GIVEN DATA START

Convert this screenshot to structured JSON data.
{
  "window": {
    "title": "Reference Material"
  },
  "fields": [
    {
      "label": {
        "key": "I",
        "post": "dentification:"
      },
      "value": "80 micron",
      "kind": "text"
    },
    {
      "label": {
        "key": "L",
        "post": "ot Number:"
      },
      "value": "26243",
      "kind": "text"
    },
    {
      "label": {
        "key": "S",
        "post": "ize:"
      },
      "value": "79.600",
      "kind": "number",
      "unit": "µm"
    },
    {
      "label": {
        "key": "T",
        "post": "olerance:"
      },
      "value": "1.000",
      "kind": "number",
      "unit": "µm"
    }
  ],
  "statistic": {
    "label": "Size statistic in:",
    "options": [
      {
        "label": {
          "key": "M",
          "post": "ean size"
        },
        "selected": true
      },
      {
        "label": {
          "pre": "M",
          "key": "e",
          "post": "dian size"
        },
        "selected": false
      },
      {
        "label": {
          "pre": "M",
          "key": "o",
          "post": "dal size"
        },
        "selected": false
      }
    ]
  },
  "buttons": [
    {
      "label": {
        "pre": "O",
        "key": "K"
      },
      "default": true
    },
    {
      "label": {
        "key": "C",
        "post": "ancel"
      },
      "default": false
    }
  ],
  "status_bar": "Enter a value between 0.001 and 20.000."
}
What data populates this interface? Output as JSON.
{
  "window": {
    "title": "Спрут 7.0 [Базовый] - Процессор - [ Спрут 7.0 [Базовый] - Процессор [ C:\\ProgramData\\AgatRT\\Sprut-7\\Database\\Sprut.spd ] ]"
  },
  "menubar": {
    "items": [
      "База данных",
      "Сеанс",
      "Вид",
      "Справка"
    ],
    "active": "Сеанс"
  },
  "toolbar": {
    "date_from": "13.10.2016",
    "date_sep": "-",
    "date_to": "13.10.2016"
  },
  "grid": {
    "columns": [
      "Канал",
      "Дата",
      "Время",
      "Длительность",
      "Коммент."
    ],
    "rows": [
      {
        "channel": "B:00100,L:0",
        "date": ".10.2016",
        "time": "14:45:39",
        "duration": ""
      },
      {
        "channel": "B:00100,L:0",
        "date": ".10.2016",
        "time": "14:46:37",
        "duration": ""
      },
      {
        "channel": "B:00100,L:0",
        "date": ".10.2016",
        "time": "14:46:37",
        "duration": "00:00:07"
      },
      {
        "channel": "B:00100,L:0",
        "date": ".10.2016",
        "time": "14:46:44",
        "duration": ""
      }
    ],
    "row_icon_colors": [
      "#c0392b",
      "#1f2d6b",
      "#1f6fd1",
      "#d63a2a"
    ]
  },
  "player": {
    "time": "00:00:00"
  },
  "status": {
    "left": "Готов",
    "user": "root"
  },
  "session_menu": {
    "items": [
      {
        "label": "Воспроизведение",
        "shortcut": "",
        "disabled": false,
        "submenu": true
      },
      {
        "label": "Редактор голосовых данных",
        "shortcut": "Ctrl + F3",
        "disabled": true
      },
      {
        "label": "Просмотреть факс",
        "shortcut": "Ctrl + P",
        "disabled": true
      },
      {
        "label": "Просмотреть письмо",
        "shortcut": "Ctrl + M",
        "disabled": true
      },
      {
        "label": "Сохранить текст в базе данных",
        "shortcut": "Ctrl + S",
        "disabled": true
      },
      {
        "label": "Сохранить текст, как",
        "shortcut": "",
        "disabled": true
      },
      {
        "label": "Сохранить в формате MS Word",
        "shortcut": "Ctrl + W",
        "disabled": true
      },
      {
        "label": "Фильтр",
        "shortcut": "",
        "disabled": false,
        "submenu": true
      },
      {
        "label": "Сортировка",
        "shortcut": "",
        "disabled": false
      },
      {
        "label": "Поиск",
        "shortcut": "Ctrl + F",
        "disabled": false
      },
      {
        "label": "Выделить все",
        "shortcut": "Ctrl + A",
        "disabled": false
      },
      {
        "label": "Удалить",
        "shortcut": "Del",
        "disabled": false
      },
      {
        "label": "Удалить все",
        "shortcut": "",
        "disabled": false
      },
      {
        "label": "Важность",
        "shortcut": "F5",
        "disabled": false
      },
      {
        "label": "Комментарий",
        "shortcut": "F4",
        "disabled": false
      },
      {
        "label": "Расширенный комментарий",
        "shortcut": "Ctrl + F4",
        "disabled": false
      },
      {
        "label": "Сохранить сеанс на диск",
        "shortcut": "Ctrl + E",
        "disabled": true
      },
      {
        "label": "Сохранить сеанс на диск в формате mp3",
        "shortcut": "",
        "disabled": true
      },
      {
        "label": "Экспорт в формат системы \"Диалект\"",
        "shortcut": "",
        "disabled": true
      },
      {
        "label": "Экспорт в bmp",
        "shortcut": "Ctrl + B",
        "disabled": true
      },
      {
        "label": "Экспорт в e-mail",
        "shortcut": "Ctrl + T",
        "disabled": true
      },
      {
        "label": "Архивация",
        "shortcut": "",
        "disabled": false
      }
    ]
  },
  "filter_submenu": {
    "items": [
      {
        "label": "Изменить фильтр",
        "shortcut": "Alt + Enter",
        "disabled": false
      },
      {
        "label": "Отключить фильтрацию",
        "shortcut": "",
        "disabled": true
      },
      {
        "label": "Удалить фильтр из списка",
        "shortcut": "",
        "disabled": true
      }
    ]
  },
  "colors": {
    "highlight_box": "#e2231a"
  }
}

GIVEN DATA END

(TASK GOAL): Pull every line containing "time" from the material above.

(RESULT OF THIS EXERCISE):
        "time": "14:45:39",
        "time": "14:46:37",
        "time": "14:46:37",
        "time": "14:46:44",
    "time": "00:00:00"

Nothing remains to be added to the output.